- **TASK REQUIREMENTS**
Among the lines below, tally those holding the string "label" and give the total only.

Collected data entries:
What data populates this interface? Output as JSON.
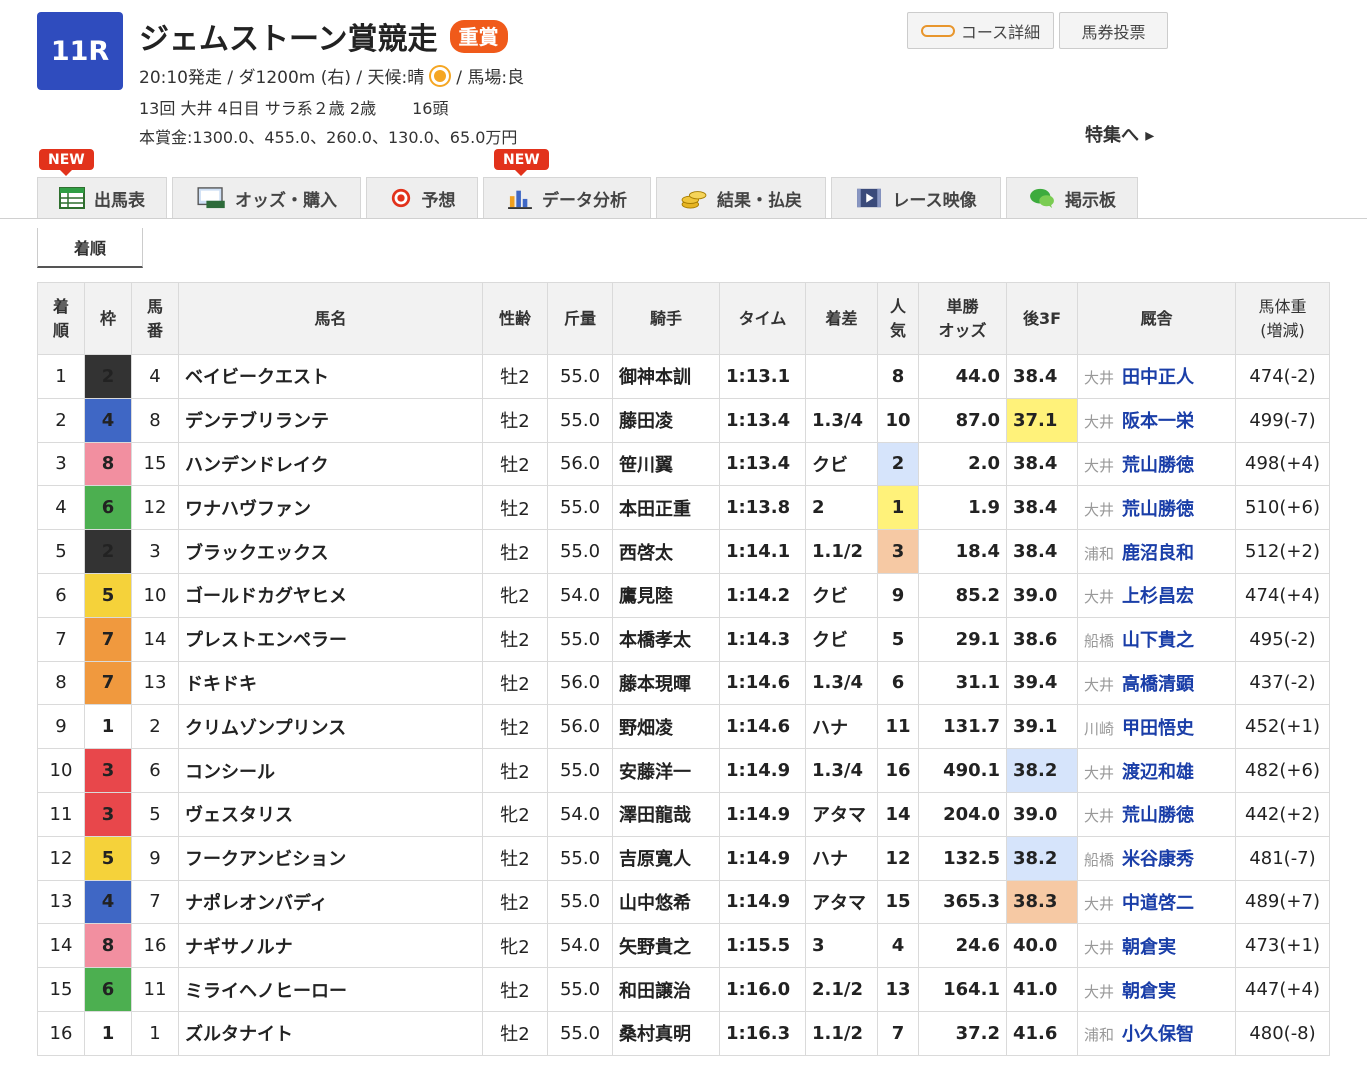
{
  "race": {
    "number": "11R",
    "title": "ジェムストーン賞競走",
    "grade": "重賞",
    "info1_pre": "20:10発走 / ダ1200m (右) / 天候:晴",
    "info1_post": "/ 馬場:良",
    "info2": "13回 大井 4日目 サラ系２歳 2歳",
    "heads": "16頭",
    "prize": "本賞金:1300.0、455.0、260.0、130.0、65.0万円"
  },
  "buttons": {
    "course": "コース詳細",
    "bet": "馬券投票"
  },
  "feature_link": "特集へ ▸",
  "tabs": [
    {
      "label": "出馬表",
      "new": "NEW"
    },
    {
      "label": "オッズ・購入"
    },
    {
      "label": "予想"
    },
    {
      "label": "データ分析",
      "new": "NEW"
    },
    {
      "label": "結果・払戻"
    },
    {
      "label": "レース映像"
    },
    {
      "label": "掲示板"
    }
  ],
  "subtab": "着順",
  "table": {
    "headers": {
      "rank": "着\n順",
      "waku": "枠",
      "umaban": "馬\n番",
      "horse": "馬名",
      "sex_age": "性齢",
      "weight": "斤量",
      "jockey": "騎手",
      "time": "タイム",
      "margin": "着差",
      "pop": "人\n気",
      "odds": "単勝\nオッズ",
      "last3f": "後3F",
      "stable": "厩舎",
      "body": "馬体重\n(増減)"
    },
    "rows": [
      {
        "rank": "1",
        "waku": "2",
        "num": "4",
        "horse": "ベイビークエスト",
        "sex": "牡2",
        "kg": "55.0",
        "jockey": "御神本訓",
        "time": "1:13.1",
        "margin": "",
        "pop": "8",
        "odds": "44.0",
        "f3": "38.4",
        "loc": "大井",
        "trainer": "田中正人",
        "body": "474(-2)"
      },
      {
        "rank": "2",
        "waku": "4",
        "num": "8",
        "horse": "デンテブリランテ",
        "sex": "牡2",
        "kg": "55.0",
        "jockey": "藤田凌",
        "time": "1:13.4",
        "margin": "1.3/4",
        "pop": "10",
        "odds": "87.0",
        "f3": "37.1",
        "loc": "大井",
        "trainer": "阪本一栄",
        "body": "499(-7)"
      },
      {
        "rank": "3",
        "waku": "8",
        "num": "15",
        "horse": "ハンデンドレイク",
        "sex": "牡2",
        "kg": "56.0",
        "jockey": "笹川翼",
        "time": "1:13.4",
        "margin": "クビ",
        "pop": "2",
        "odds": "2.0",
        "f3": "38.4",
        "loc": "大井",
        "trainer": "荒山勝徳",
        "body": "498(+4)"
      },
      {
        "rank": "4",
        "waku": "6",
        "num": "12",
        "horse": "ワナハヴファン",
        "sex": "牡2",
        "kg": "55.0",
        "jockey": "本田正重",
        "time": "1:13.8",
        "margin": "2",
        "pop": "1",
        "odds": "1.9",
        "f3": "38.4",
        "loc": "大井",
        "trainer": "荒山勝徳",
        "body": "510(+6)"
      },
      {
        "rank": "5",
        "waku": "2",
        "num": "3",
        "horse": "ブラックエックス",
        "sex": "牡2",
        "kg": "55.0",
        "jockey": "西啓太",
        "time": "1:14.1",
        "margin": "1.1/2",
        "pop": "3",
        "odds": "18.4",
        "f3": "38.4",
        "loc": "浦和",
        "trainer": "鹿沼良和",
        "body": "512(+2)"
      },
      {
        "rank": "6",
        "waku": "5",
        "num": "10",
        "horse": "ゴールドカグヤヒメ",
        "sex": "牝2",
        "kg": "54.0",
        "jockey": "鷹見陸",
        "time": "1:14.2",
        "margin": "クビ",
        "pop": "9",
        "odds": "85.2",
        "f3": "39.0",
        "loc": "大井",
        "trainer": "上杉昌宏",
        "body": "474(+4)"
      },
      {
        "rank": "7",
        "waku": "7",
        "num": "14",
        "horse": "プレストエンペラー",
        "sex": "牡2",
        "kg": "55.0",
        "jockey": "本橋孝太",
        "time": "1:14.3",
        "margin": "クビ",
        "pop": "5",
        "odds": "29.1",
        "f3": "38.6",
        "loc": "船橋",
        "trainer": "山下貴之",
        "body": "495(-2)"
      },
      {
        "rank": "8",
        "waku": "7",
        "num": "13",
        "horse": "ドキドキ",
        "sex": "牡2",
        "kg": "56.0",
        "jockey": "藤本現暉",
        "time": "1:14.6",
        "margin": "1.3/4",
        "pop": "6",
        "odds": "31.1",
        "f3": "39.4",
        "loc": "大井",
        "trainer": "高橋清顕",
        "body": "437(-2)"
      },
      {
        "rank": "9",
        "waku": "1",
        "num": "2",
        "horse": "クリムゾンプリンス",
        "sex": "牡2",
        "kg": "56.0",
        "jockey": "野畑凌",
        "time": "1:14.6",
        "margin": "ハナ",
        "pop": "11",
        "odds": "131.7",
        "f3": "39.1",
        "loc": "川崎",
        "trainer": "甲田悟史",
        "body": "452(+1)"
      },
      {
        "rank": "10",
        "waku": "3",
        "num": "6",
        "horse": "コンシール",
        "sex": "牡2",
        "kg": "55.0",
        "jockey": "安藤洋一",
        "time": "1:14.9",
        "margin": "1.3/4",
        "pop": "16",
        "odds": "490.1",
        "f3": "38.2",
        "loc": "大井",
        "trainer": "渡辺和雄",
        "body": "482(+6)"
      },
      {
        "rank": "11",
        "waku": "3",
        "num": "5",
        "horse": "ヴェスタリス",
        "sex": "牝2",
        "kg": "54.0",
        "jockey": "澤田龍哉",
        "time": "1:14.9",
        "margin": "アタマ",
        "pop": "14",
        "odds": "204.0",
        "f3": "39.0",
        "loc": "大井",
        "trainer": "荒山勝徳",
        "body": "442(+2)"
      },
      {
        "rank": "12",
        "waku": "5",
        "num": "9",
        "horse": "フークアンビション",
        "sex": "牡2",
        "kg": "55.0",
        "jockey": "吉原寛人",
        "time": "1:14.9",
        "margin": "ハナ",
        "pop": "12",
        "odds": "132.5",
        "f3": "38.2",
        "loc": "船橋",
        "trainer": "米谷康秀",
        "body": "481(-7)"
      },
      {
        "rank": "13",
        "waku": "4",
        "num": "7",
        "horse": "ナポレオンバディ",
        "sex": "牡2",
        "kg": "55.0",
        "jockey": "山中悠希",
        "time": "1:14.9",
        "margin": "アタマ",
        "pop": "15",
        "odds": "365.3",
        "f3": "38.3",
        "loc": "大井",
        "trainer": "中道啓二",
        "body": "489(+7)"
      },
      {
        "rank": "14",
        "waku": "8",
        "num": "16",
        "horse": "ナギサノルナ",
        "sex": "牝2",
        "kg": "54.0",
        "jockey": "矢野貴之",
        "time": "1:15.5",
        "margin": "3",
        "pop": "4",
        "odds": "24.6",
        "f3": "40.0",
        "loc": "大井",
        "trainer": "朝倉実",
        "body": "473(+1)"
      },
      {
        "rank": "15",
        "waku": "6",
        "num": "11",
        "horse": "ミライヘノヒーロー",
        "sex": "牡2",
        "kg": "55.0",
        "jockey": "和田譲治",
        "time": "1:16.0",
        "margin": "2.1/2",
        "pop": "13",
        "odds": "164.1",
        "f3": "41.0",
        "loc": "大井",
        "trainer": "朝倉実",
        "body": "447(+4)"
      },
      {
        "rank": "16",
        "waku": "1",
        "num": "1",
        "horse": "ズルタナイト",
        "sex": "牡2",
        "kg": "55.0",
        "jockey": "桑村真明",
        "time": "1:16.3",
        "margin": "1.1/2",
        "pop": "7",
        "odds": "37.2",
        "f3": "41.6",
        "loc": "浦和",
        "trainer": "小久保智",
        "body": "480(-8)"
      }
    ]
  },
  "highlights": {
    "pop": {
      "1": "yellow",
      "2": "blue",
      "3": "orange"
    },
    "f3_yellow": [
      "37.1"
    ],
    "f3_blue": [
      "38.2"
    ],
    "f3_orange": [
      "38.3"
    ],
    "red_odds_ranks": [
      "3",
      "4"
    ]
  },
  "colors": {
    "race_badge": "#2f4cbe",
    "grade_badge": "#f05a1a",
    "new_badge": "#e2321b",
    "link": "#1a3ea8",
    "waku": {
      "1": "#ffffff",
      "2": "#333333",
      "3": "#e8474b",
      "4": "#3f67c5",
      "5": "#f5d23a",
      "6": "#4caf50",
      "7": "#f0993e",
      "8": "#f28fa0"
    }
  }
}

- **ANSWER**
7